524 F2d 77 United States v. Tucker
524 F.2d 77
UNITED STATES of America, Plaintiff-Appellee,
William Prentis TUCKER, Defendant-Appellant.
United States Court of Appeals,
Dec. 4, 1975.
Oscar B. Goodman, Howard M. Miller, Las Vegas, Nev., for defendant-appellant.
Ronald T. Knight, U. S. Atty., O. Hale Almand, Jr., Asst. U. S. Atty., Macon, Ga., for plaintiff-appellee.
Appeal from the United States District Court for the Middle District of Georgia.
Before THORNBERRY, MORGAN and RONEY, Circuit Judges.
Appellant Tucker was convicted of knowingly receiving a firearm in interstate commerce after having suffered previous felony convictions, in violation of 18 U.S.C. App. § 1202(a). He was sentenced to two years imprisonment and ordered to serve six months, the balance of the sentence to be suspended. Tucker was also placed on probation for a period of five years. The judgment was affirmed on direct appeal by this court. United States v. Tucker, 502 F.2d 944 (5th Cir. 1974).

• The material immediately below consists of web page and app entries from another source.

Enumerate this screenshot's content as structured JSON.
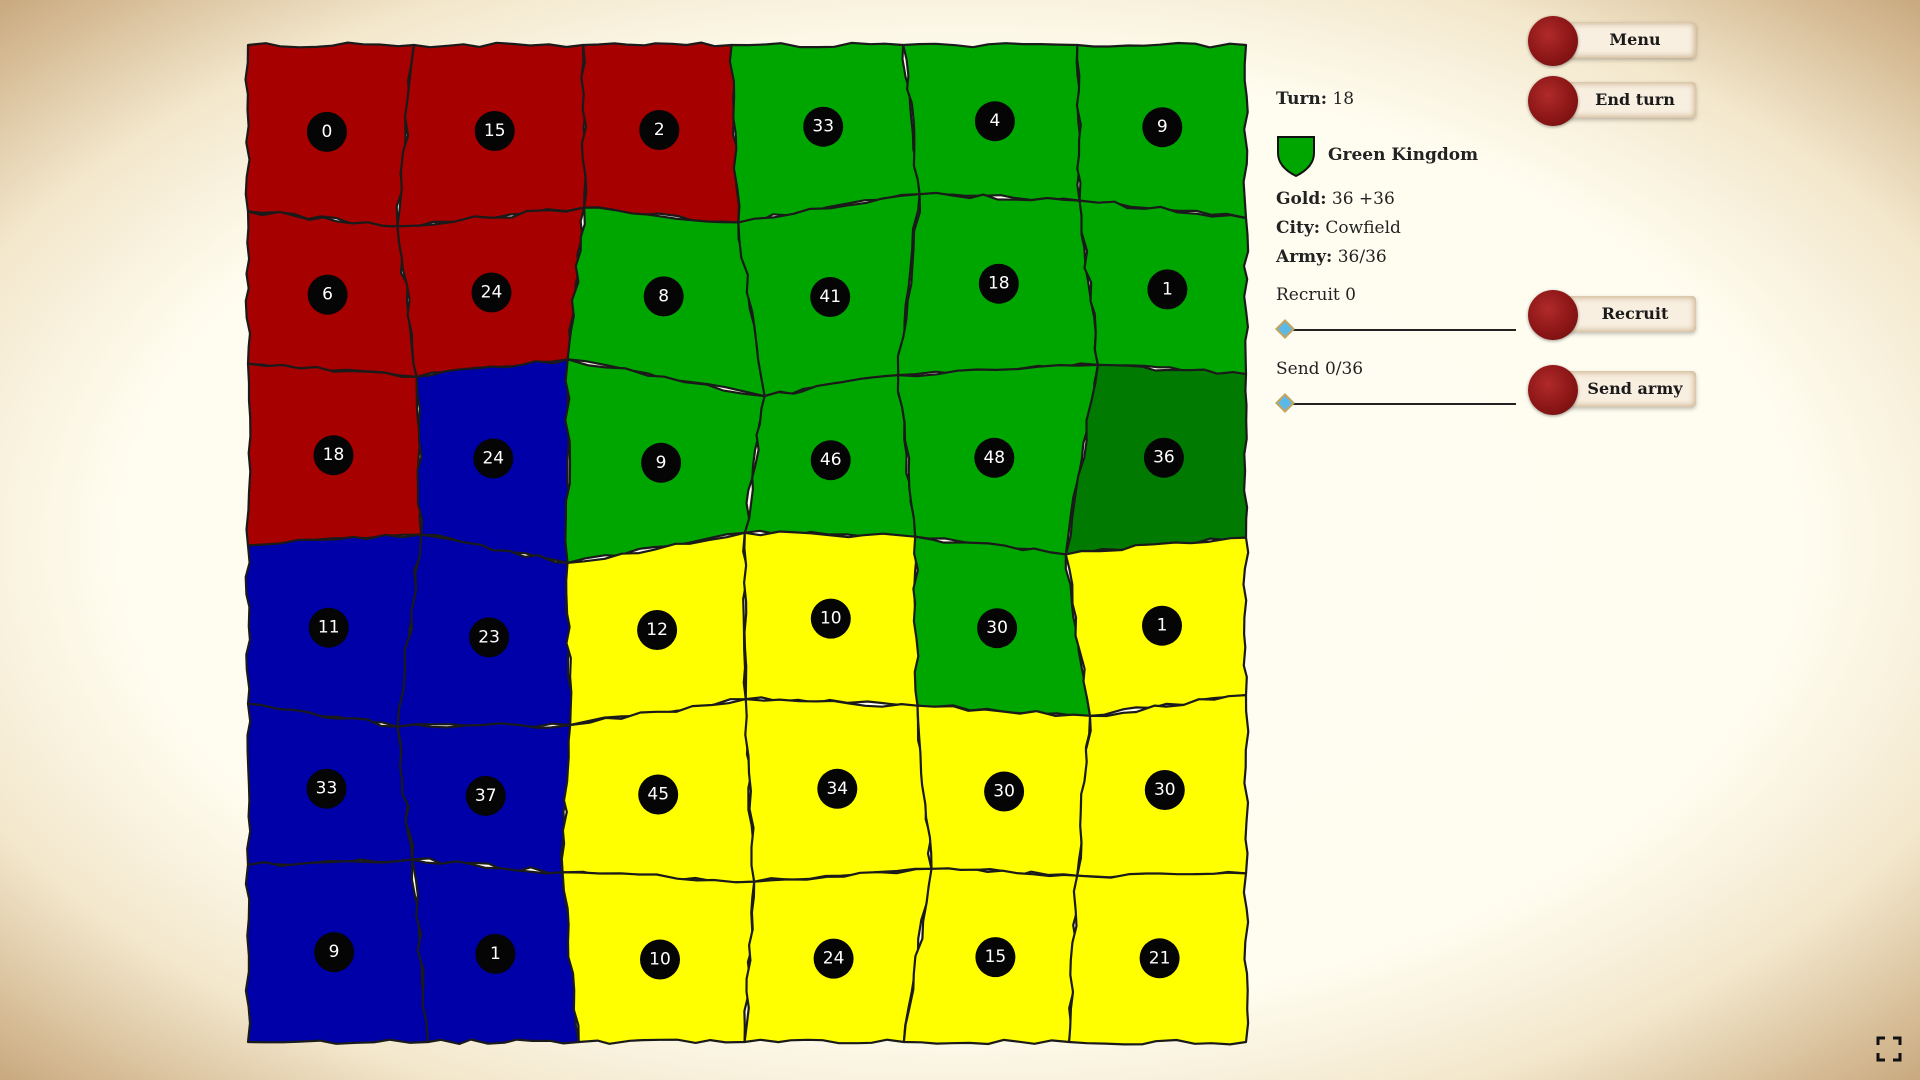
{
  "colors": {
    "red": "#a60000",
    "blue": "#0000a8",
    "green": "#00a600",
    "green_dark": "#007a00",
    "yellow": "#ffff00"
  },
  "map": {
    "regions": [
      {
        "color": "red",
        "army": "0"
      },
      {
        "color": "red",
        "army": "15"
      },
      {
        "color": "red",
        "army": "2"
      },
      {
        "color": "green",
        "army": "33"
      },
      {
        "color": "green",
        "army": "4"
      },
      {
        "color": "green",
        "army": "9"
      },
      {
        "color": "red",
        "army": "6"
      },
      {
        "color": "red",
        "army": "24"
      },
      {
        "color": "green",
        "army": "8"
      },
      {
        "color": "green",
        "army": "41"
      },
      {
        "color": "green",
        "army": "18"
      },
      {
        "color": "green",
        "army": "1"
      },
      {
        "color": "red",
        "army": "18"
      },
      {
        "color": "blue",
        "army": "24"
      },
      {
        "color": "green",
        "army": "9"
      },
      {
        "color": "green",
        "army": "46"
      },
      {
        "color": "green",
        "army": "48"
      },
      {
        "color": "green_dark",
        "army": "36"
      },
      {
        "color": "blue",
        "army": "11"
      },
      {
        "color": "blue",
        "army": "23"
      },
      {
        "color": "yellow",
        "army": "12"
      },
      {
        "color": "yellow",
        "army": "10"
      },
      {
        "color": "green",
        "army": "30"
      },
      {
        "color": "yellow",
        "army": "1"
      },
      {
        "color": "blue",
        "army": "33"
      },
      {
        "color": "blue",
        "army": "37"
      },
      {
        "color": "yellow",
        "army": "45"
      },
      {
        "color": "yellow",
        "army": "34"
      },
      {
        "color": "yellow",
        "army": "30"
      },
      {
        "color": "yellow",
        "army": "30"
      },
      {
        "color": "blue",
        "army": "9"
      },
      {
        "color": "blue",
        "army": "1"
      },
      {
        "color": "yellow",
        "army": "10"
      },
      {
        "color": "yellow",
        "army": "24"
      },
      {
        "color": "yellow",
        "army": "15"
      },
      {
        "color": "yellow",
        "army": "21"
      }
    ]
  },
  "status": {
    "turn_label": "Turn:",
    "turn_value": "18",
    "kingdom_name": "Green Kingdom",
    "kingdom_shield_color": "#00a600",
    "gold_label": "Gold:",
    "gold_value": "36 +36",
    "city_label": "City:",
    "city_value": "Cowfield",
    "army_label": "Army:",
    "army_value": "36/36",
    "recruit_label": "Recruit 0",
    "send_label": "Send 0/36"
  },
  "buttons": {
    "menu": "Menu",
    "end_turn": "End turn",
    "recruit": "Recruit",
    "send_army": "Send army"
  },
  "icons": {
    "fullscreen": "fullscreen-icon",
    "shield": "shield-icon",
    "seal": "wax-seal-icon"
  }
}
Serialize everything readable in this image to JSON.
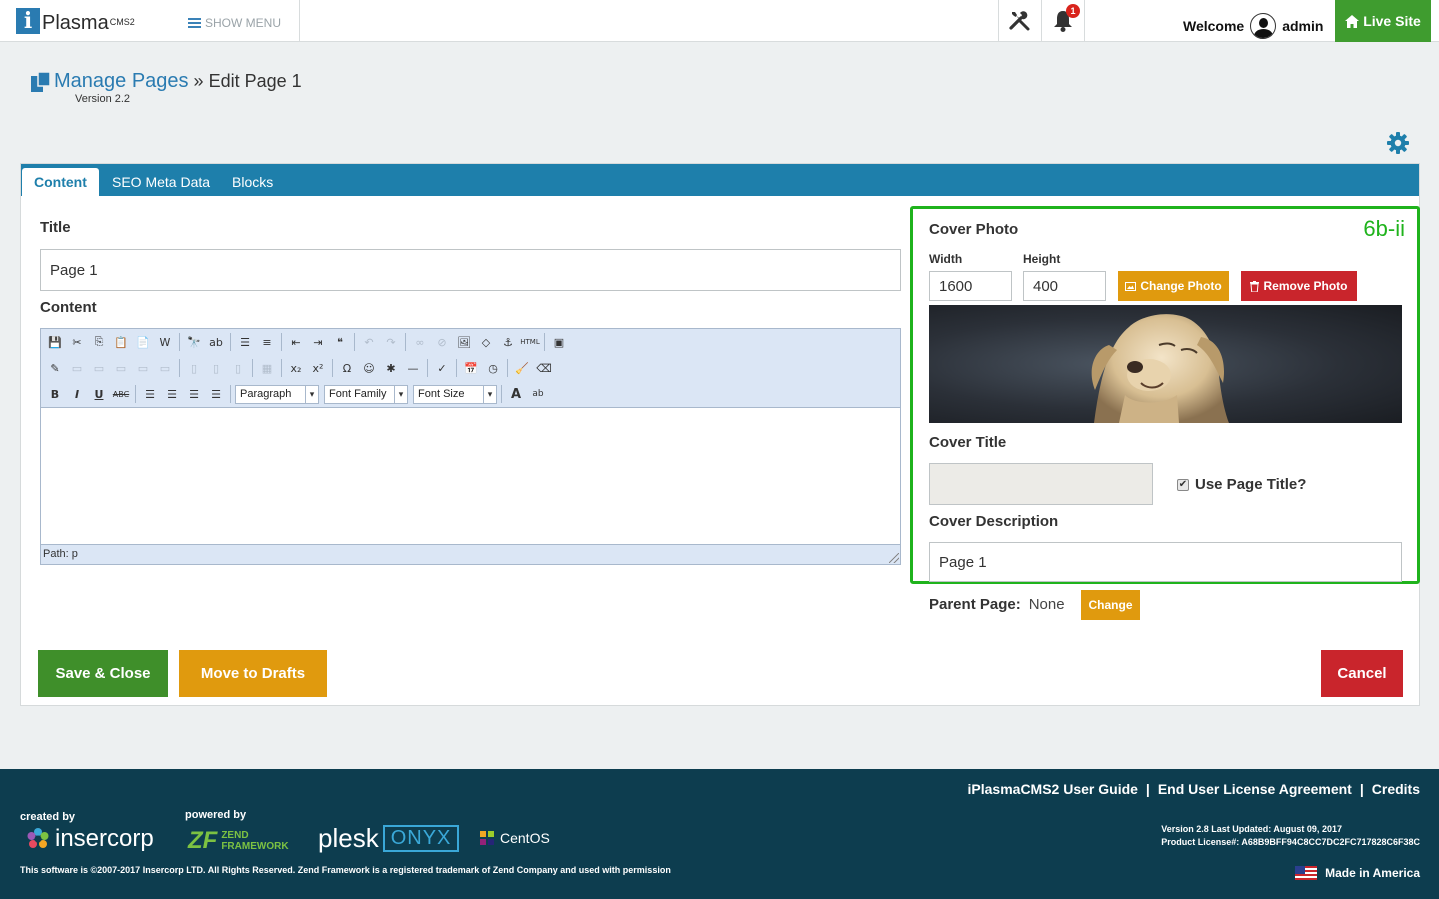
{
  "header": {
    "logo_text": "Plasma",
    "logo_sup": "CMS2",
    "show_menu_label": "SHOW MENU",
    "notification_count": "1",
    "welcome_label": "Welcome",
    "username": "admin",
    "live_site_label": "Live Site"
  },
  "breadcrumb": {
    "parent": "Manage Pages",
    "separator": "»",
    "current": "Edit Page 1",
    "version": "Version 2.2"
  },
  "tabs": [
    {
      "label": "Content"
    },
    {
      "label": "SEO Meta Data"
    },
    {
      "label": "Blocks"
    }
  ],
  "form": {
    "title_label": "Title",
    "title_value": "Page 1",
    "content_label": "Content",
    "editor": {
      "format_select": "Paragraph",
      "font_family_select": "Font Family",
      "font_size_select": "Font Size",
      "path_text": "Path: p"
    }
  },
  "cover": {
    "annotation": "6b-ii",
    "heading": "Cover Photo",
    "width_label": "Width",
    "width_value": "1600",
    "height_label": "Height",
    "height_value": "400",
    "change_photo_label": "Change Photo",
    "remove_photo_label": "Remove Photo",
    "cover_title_label": "Cover Title",
    "cover_title_value": "",
    "use_page_title_label": "Use Page Title?",
    "use_page_title_checked": true,
    "cover_description_label": "Cover Description",
    "cover_description_value": "Page 1"
  },
  "parent_page": {
    "label": "Parent Page:",
    "value": "None",
    "change_label": "Change"
  },
  "actions": {
    "save_close": "Save & Close",
    "move_drafts": "Move to Drafts",
    "cancel": "Cancel"
  },
  "footer": {
    "links": [
      "iPlasmaCMS2 User Guide",
      "End User License Agreement",
      "Credits"
    ],
    "link_separator": "|",
    "created_by_label": "created by",
    "created_by_name": "insercorp",
    "powered_by_label": "powered by",
    "zend_label": "ZEND FRAMEWORK",
    "plesk_label": "plesk",
    "onyx_label": "ONYX",
    "centos_label": "CentOS",
    "copyright": "This software is ©2007-2017 Insercorp LTD. All Rights Reserved. Zend Framework is a registered trademark of Zend Company and used with permission",
    "version_line": "Version 2.8 Last Updated: August 09, 2017",
    "license_line": "Product License#: A68B9BFF94C8CC7DC2FC717828C6F38C",
    "made_in": "Made in America"
  },
  "colors": {
    "primary_blue": "#1e7fab",
    "success_green": "#3f8f2a",
    "warning_orange": "#e09a0e",
    "danger_red": "#c9252c",
    "annotation_green": "#1fb31c",
    "footer_bg": "#0d3d4f"
  }
}
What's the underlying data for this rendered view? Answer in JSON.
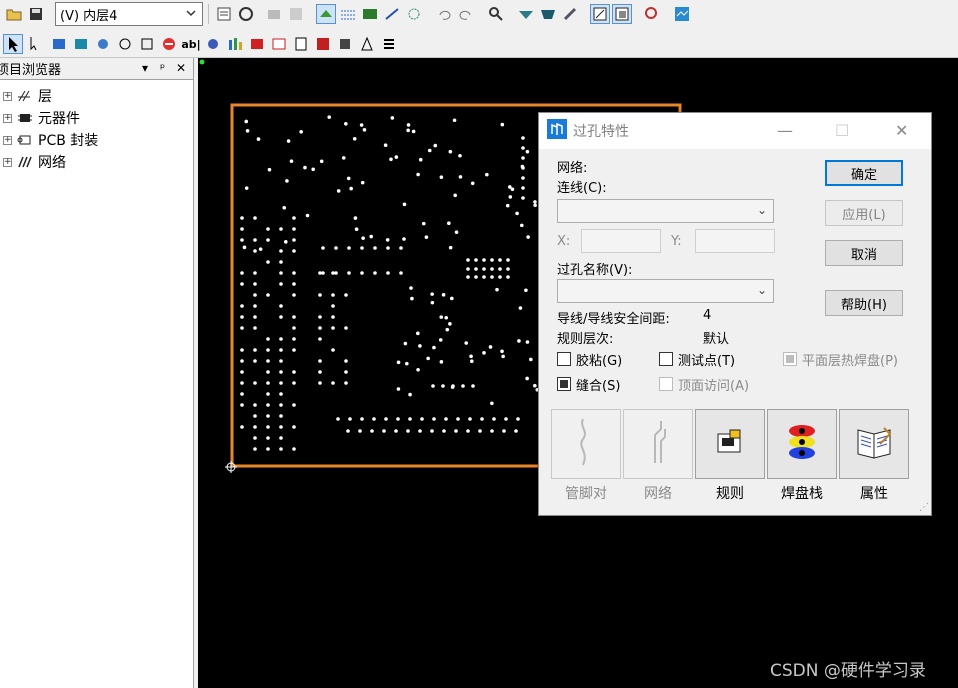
{
  "toolbar": {
    "layer_select_value": "(V) 内层4",
    "row2_text_tool": "ab|"
  },
  "browser": {
    "title": "项目浏览器",
    "items": [
      {
        "label": "层",
        "icon": "layers-icon"
      },
      {
        "label": "元器件",
        "icon": "component-icon"
      },
      {
        "label": "PCB 封装",
        "icon": "footprint-icon"
      },
      {
        "label": "网络",
        "icon": "net-icon"
      }
    ]
  },
  "dialog": {
    "title": "过孔特性",
    "net_label": "网络:",
    "route_label": "连线(C):",
    "x_label": "X:",
    "y_label": "Y:",
    "via_name_label": "过孔名称(V):",
    "clearance_label": "导线/导线安全间距:",
    "clearance_value": "4",
    "rule_level_label": "规则层次:",
    "rule_level_value": "默认",
    "cb_glue": "胶粘(G)",
    "cb_testpoint": "测试点(T)",
    "cb_plane_thermal": "平面层热焊盘(P)",
    "cb_stitch": "缝合(S)",
    "cb_top_access": "顶面访问(A)",
    "btn_ok": "确定",
    "btn_apply": "应用(L)",
    "btn_cancel": "取消",
    "btn_help": "帮助(H)",
    "big_buttons": [
      {
        "label": "管脚对",
        "enabled": false
      },
      {
        "label": "网络",
        "enabled": false
      },
      {
        "label": "规则",
        "enabled": true
      },
      {
        "label": "焊盘栈",
        "enabled": true
      },
      {
        "label": "属性",
        "enabled": true
      }
    ]
  },
  "watermark": "CSDN @硬件学习录",
  "colors": {
    "board_outline": "#e8872a",
    "canvas_bg": "#000000",
    "via": "#ffffff",
    "accent": "#0078d7"
  }
}
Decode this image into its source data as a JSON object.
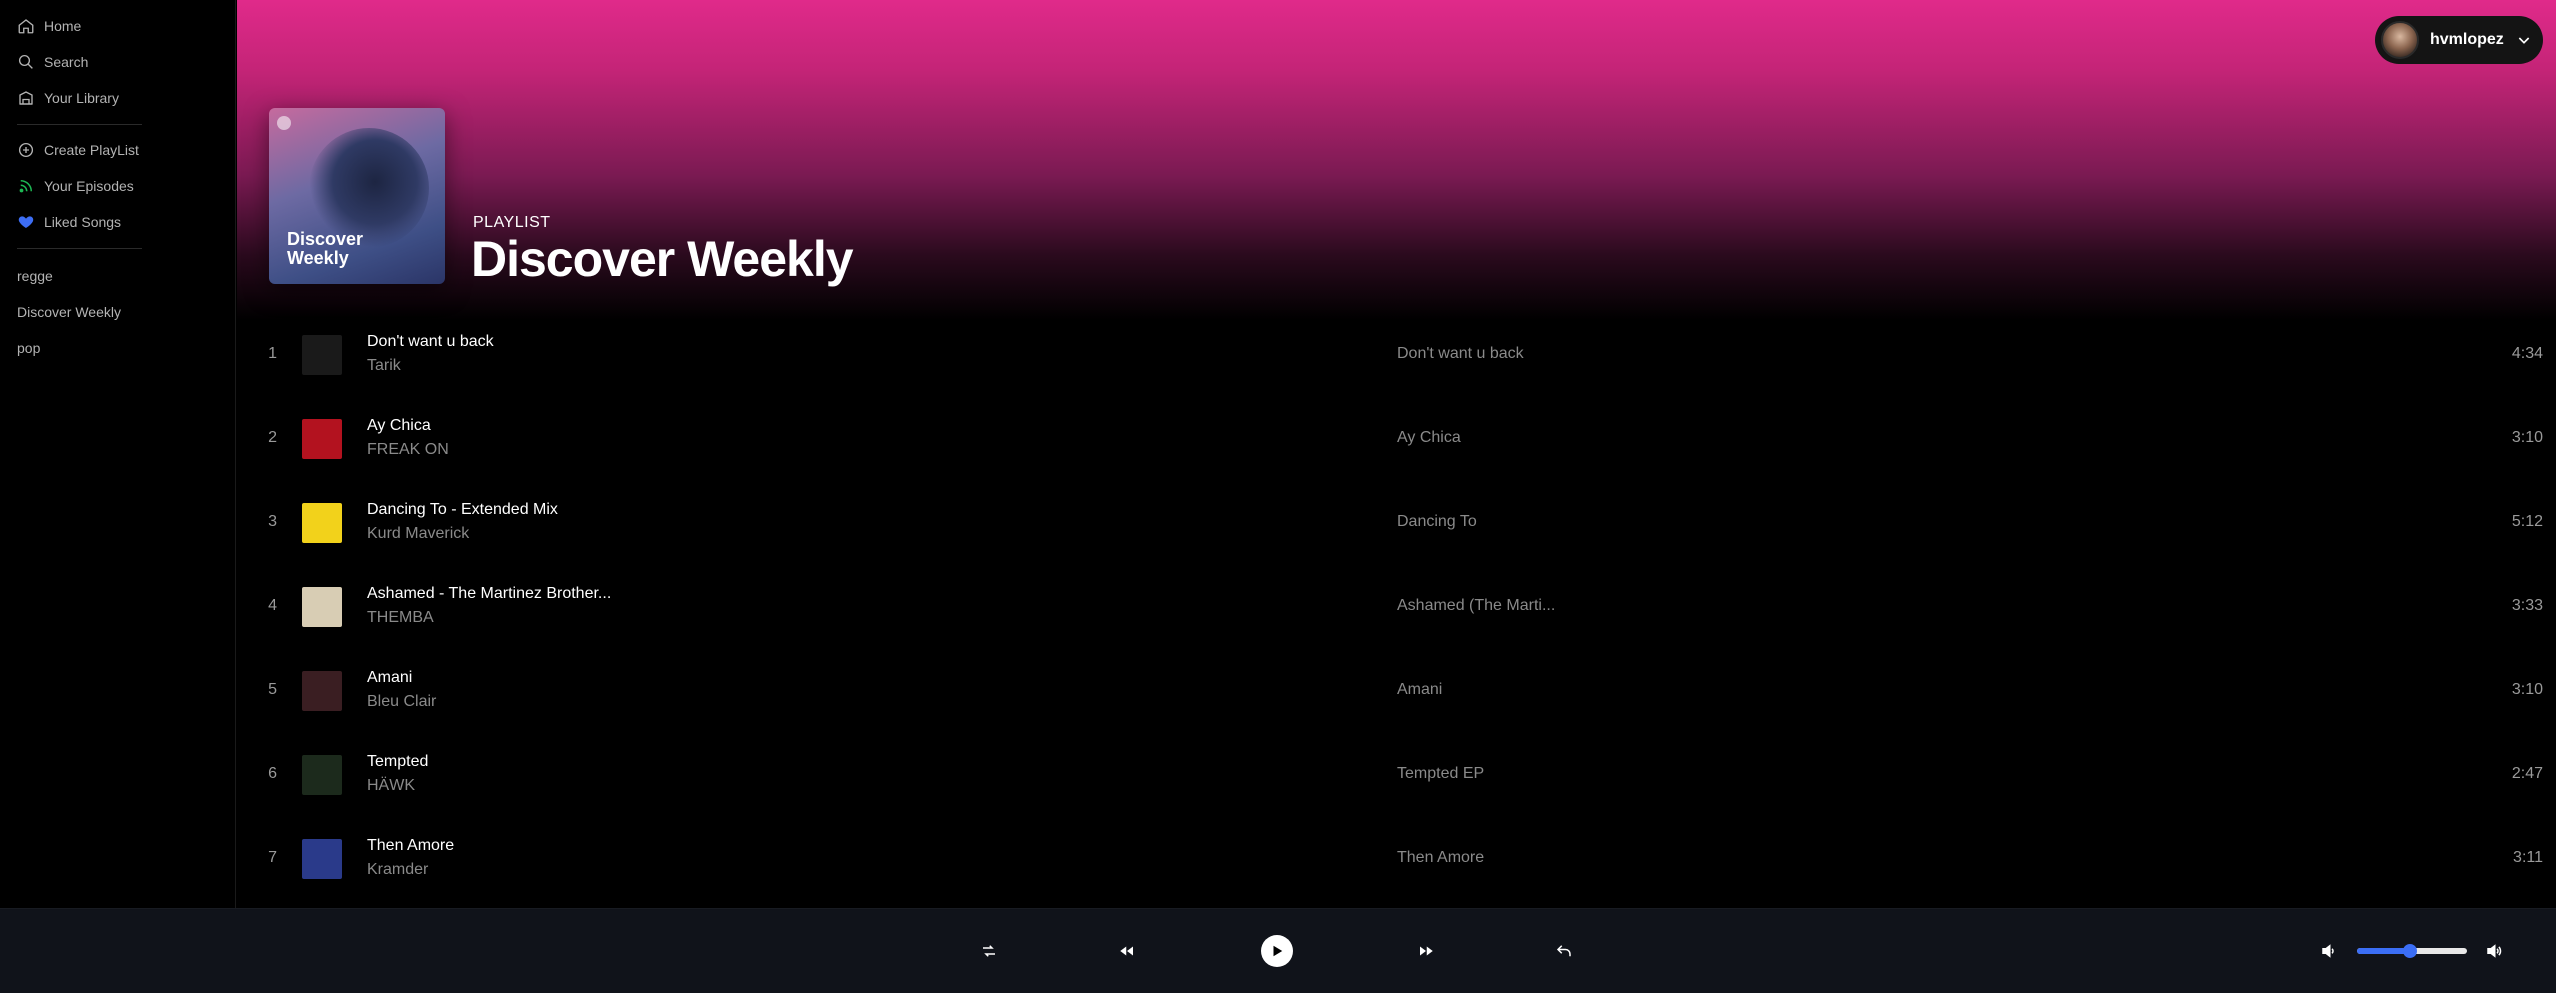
{
  "sidebar": {
    "nav": [
      {
        "label": "Home",
        "icon": "home-icon"
      },
      {
        "label": "Search",
        "icon": "search-icon"
      },
      {
        "label": "Your Library",
        "icon": "library-icon"
      }
    ],
    "actions": [
      {
        "label": "Create PlayList",
        "icon": "plus-circle-icon"
      },
      {
        "label": "Your Episodes",
        "icon": "podcast-icon",
        "color": "#1db954"
      },
      {
        "label": "Liked Songs",
        "icon": "heart-icon",
        "color": "#3d6ef5"
      }
    ],
    "playlists": [
      "regge",
      "Discover Weekly",
      "pop"
    ]
  },
  "header": {
    "type_label": "PLAYLIST",
    "title": "Discover Weekly",
    "cover_text": "Discover Weekly",
    "gradient_color": "#e02a8a",
    "user": {
      "name": "hvmlopez"
    }
  },
  "tracks": [
    {
      "num": "1",
      "title": "Don't want u back",
      "artist": "Tarik",
      "album": "Don't want u back",
      "duration": "4:34",
      "art_color": "#1a1a1a"
    },
    {
      "num": "2",
      "title": "Ay Chica",
      "artist": "FREAK ON",
      "album": "Ay Chica",
      "duration": "3:10",
      "art_color": "#b3121f"
    },
    {
      "num": "3",
      "title": "Dancing To - Extended Mix",
      "artist": "Kurd Maverick",
      "album": "Dancing To",
      "duration": "5:12",
      "art_color": "#f2d21b"
    },
    {
      "num": "4",
      "title": "Ashamed - The Martinez Brother...",
      "artist": "THEMBA",
      "album": "Ashamed (The Marti...",
      "duration": "3:33",
      "art_color": "#d8cdb4"
    },
    {
      "num": "5",
      "title": "Amani",
      "artist": "Bleu Clair",
      "album": "Amani",
      "duration": "3:10",
      "art_color": "#3a1e22"
    },
    {
      "num": "6",
      "title": "Tempted",
      "artist": "HÄWK",
      "album": "Tempted EP",
      "duration": "2:47",
      "art_color": "#1c2a1c"
    },
    {
      "num": "7",
      "title": "Then Amore",
      "artist": "Kramder",
      "album": "Then Amore",
      "duration": "3:11",
      "art_color": "#2a3a8a"
    }
  ],
  "player": {
    "controls": [
      "shuffle-icon",
      "previous-icon",
      "play-icon",
      "next-icon",
      "repeat-icon"
    ],
    "volume": 0.48,
    "accent": "#3b6ef5"
  }
}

The sentence was stayed pending appeal, and on March 19, 1975, appellant surrendered himself to begin serving the six month term of imprisonment. At that time, he was apprised of a petition by the Government to revoke his not-yet-commenced probation because of alleged lottery activities during the pendency of his appeal. On March 21, the district court intended to hold a final revocation hearing on the petition; counsel for Tucker, however, demanded both a preliminary and a final hearing on the basis of the Supreme Court decisions in Morrissey v. Brewer, 408 U.S. 471, 92 S.Ct. 2593, 33 L.Ed.2d 484 (1972), and Gagnon v. Scarpelli, 411 U.S. 778, 93 S.Ct. 1756, 36 L.Ed.2d 656 (1973). The district court rejected this contention and only a final revocation hearing was held on March 27, 1975.
We uphold the district court's ruling. The Supreme Court in Morrissey and Gagnon relied on the fact that revocation of parole or probation in the normal case operates to deprive the person affected of "many of the core values of unqualified liberty" and "inflicts a 'grievous loss' on the parolee (or probationer) and often on others." 408 U.S. at 482, 92 S.Ct. at 2601. That is, in the typical case of revocation of probation or parole, the probationer or parolee has been released from incarceration and is at liberty when the revocation proceeding begins. Accordingly, revocation of his probation or parole does deprive him immediately of his liberty. It was this deprivation which prompted the Court to determine that a preliminary as well as a final revocation hearing was required to afford the petitioner due process of law.
Where the probationer or parolee is incarcerated pursuant to a final conviction at the time of attempted revocation, as was Tucker, this rationale does not apply. In such a case, there is no immediate loss of freedom which would require the immediate probable cause hearing which the Morrissey and Gagnon Courts deemed necessary. The fact that this type of situation was not mentioned in either case does not compel a contrary conclusion; in neither case was the petitioner incarcerated subject to a final conviction at the time of attempted revocation.
Appellant's contention that his probation could not be revoked before it had commenced is foreclosed by our decision in United States v. Ross, 503 F.2d 940 (5th Cir. 1974).
After review of the record, we have determined that the evidence was sufficient to support a finding of violation of the terms and conditions of probation on Tucker's part.
Accordingly, the judgment is